Attend webinars, seminars, and conferences related to the field. Engage with online forums and communities to exchange insights with peers and experts.
10. Effective Communication:
Communication is essential when working in teams. Enhance your communication skills by participating in group projects or collaborative trading teams.
Seek feedback on your communication style and adapt it to effectively convey trading strategies, insights, and findings to colleagues and stakeholders.
11. Attention to Detail:
Meticulous attention to detail is crucial to avoid costly errors. Develop rigorous data validation and code review processes to maintain accuracy and reliability.
Create checklists and protocols for risk management and algorithm testing to ensure thoroughness.
12. Discipline and Patience:
Discipline and patience are virtues that come with experience. Follow a structured trading plan and adhere to predefined strategies, even in challenging market conditions. Keep a trading journal to reflect on past decisions and maintain a disciplined approach.
13. Emotional Control:
Emotional control is vital for making rational decisions. Practice mindfulness and meditation techniques to manage emotional responses. Implement trading rules that help reduce emotional bias.
Seek support from mentors or peers in managing emotional reactions to market fluctuations.
14. Ethical Conduct:
Upholding ethical standards is essential in the financial industry. Understand and adhere to industry regulations and ethical guidelines.
Stay informed about compliance requirements and consider courses or certifications in financial ethics and compliance to ensure ethical conduct.
15. Time Management:
Effective time management is key when juggling multiple tasks, monitoring real-time market data, and executing trades. Develop time management skills by prioritizing tasks, setting realistic goals, and using time-tracking tools to optimize efficiency in research, analysis, and trading activities.

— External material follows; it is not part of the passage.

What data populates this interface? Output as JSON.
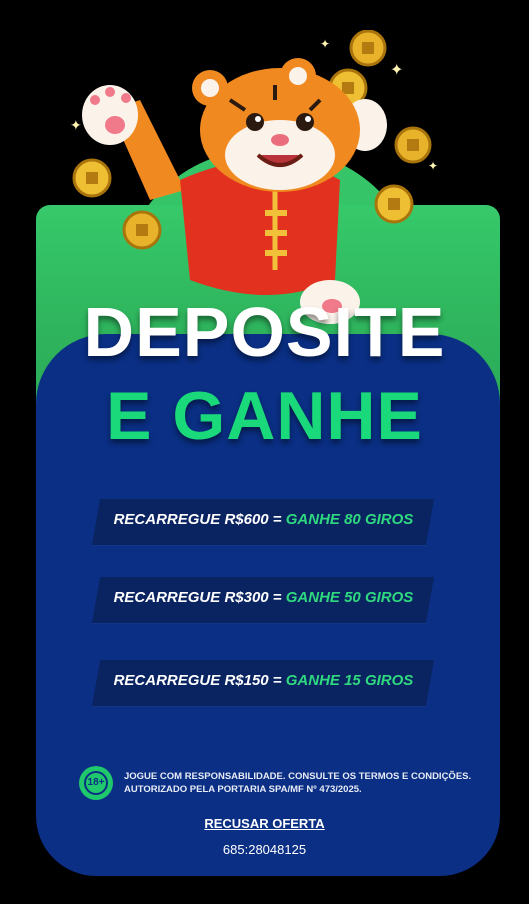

By actively working on acquiring and enhancing these skills, aspiring quantitative traders can build a strong foundation and improve their chances of success in the dynamic world of quantitative trading.
So, that’s how to get into quantitative trading. It’s a journey that begins with a strong educational foundation, followed by practical experience and a commitment to ongoing growth.
Remember, success in quantitative trading is not just about making profits; it’s about the journey of continuous improvement and adaptation to the ever-changing financial landscape.